Location in Spain:
The Alcazar Palace (los Reales Alcazares) is definitly one of the most impressive monuments of Seville. You should not miss it when visiting the city! It is a fortified palace of which the construction was ordered by Abd Al Ramn III in the year 913. The Alcazar palace is considered World Heritage by UNESCO.
Because of it's beauty it was chosen as residence by many monarchs in the centuries that followed. It now is the residence of His Royal Majesty Juan Carlos when he visits Seville. Pedro I, "the cruel" (1350 to 1369), made significant additions to the palace which is one of the most important examples of Mudejar architecture in Seville. The numerous rooms, patios and halls vary in architectural styles from the Islamic to Neoclassical. The beautiful gardens and fountains are especially worth visiting.
Interesting areas within the Alcazar
- Salon de los Embajadores
(The Ambassadors Room): The magnificent dome of the Ambassadors Room is decorated with gilded cedar wood sculptures.
- Arcos de Herradura (Horse shoe archs)
The Ambassadors Room is decorated with tiles and complex plaster work. It has three semetrical arcs each with three horse shoes.
- El Patio de la Montera (The Hunting Patio)
This was the meeting place of the court before the hunt took place. The faade of the palace of Pedro I is a unique example of Mudejar design.
- El Patio del Yeso (The Plaster Patio)
This beautiful, ornate garden full of flowers and streams maintains elements of the almohade architectural style of the Moors from the 12 century.
- Patio de las Doncellas (Patio of the maidens)
This patio was decorated by the best architects in Granada. Patio del Crucero is above the ancient baths.
- Salones de Carlos V (Rooms of Charles V)
The rooms and chapel of Charles V are decorated with tapestries and coloured tiles from 16 Century.
- El Patio de las Muñecas (The Patio of the Dolls)
This patio with its bedrooms and adjacent corridors was the heart of the palace. It takes its name from the two tiny faces that decorate its arcs.
The Gardens of the Alcazar Palace
These gardens, adorned with fountains and pavilions, provide shelter from the hustle and bustle of Seville.
- Jardin Inglés (English gardens)
These gardens are modelled on those of the British Isles from 18 Century. The door to the Alcoba is of Islamic origin. The park was built in 1909 and the main gardener of the Real Casa de Campo, Juan Gras, was put in charge of planting the flowers. However, there are doubts as to whether his radical style fits in with the surroundings.

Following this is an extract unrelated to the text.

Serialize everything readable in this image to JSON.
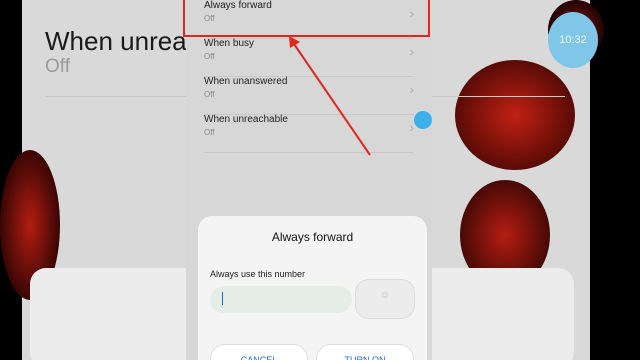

- Jardin de los Poetas (The Garden of the Poets)
The design of this garden is similar to that of the Forestier thanks to the influence of Joaquin Romero Murube. It's most emblematic feature is the two ponds that were inspired by the Arabs and Romans.
- Jardin de la Vega Inclan (Garden of Vega Inclan)
This is a well designed garden inspired by the Damas even though it lacks the refinement that had once existed. This garden consists of 20 mostly square flower beds that are separated by paths and fountains. These gardens took their inspiration from Islamic culture and the Renaissance.
- Jardin de la Alcubilla (Garden of the Reservoir)
This garden existed during the time of Charles V.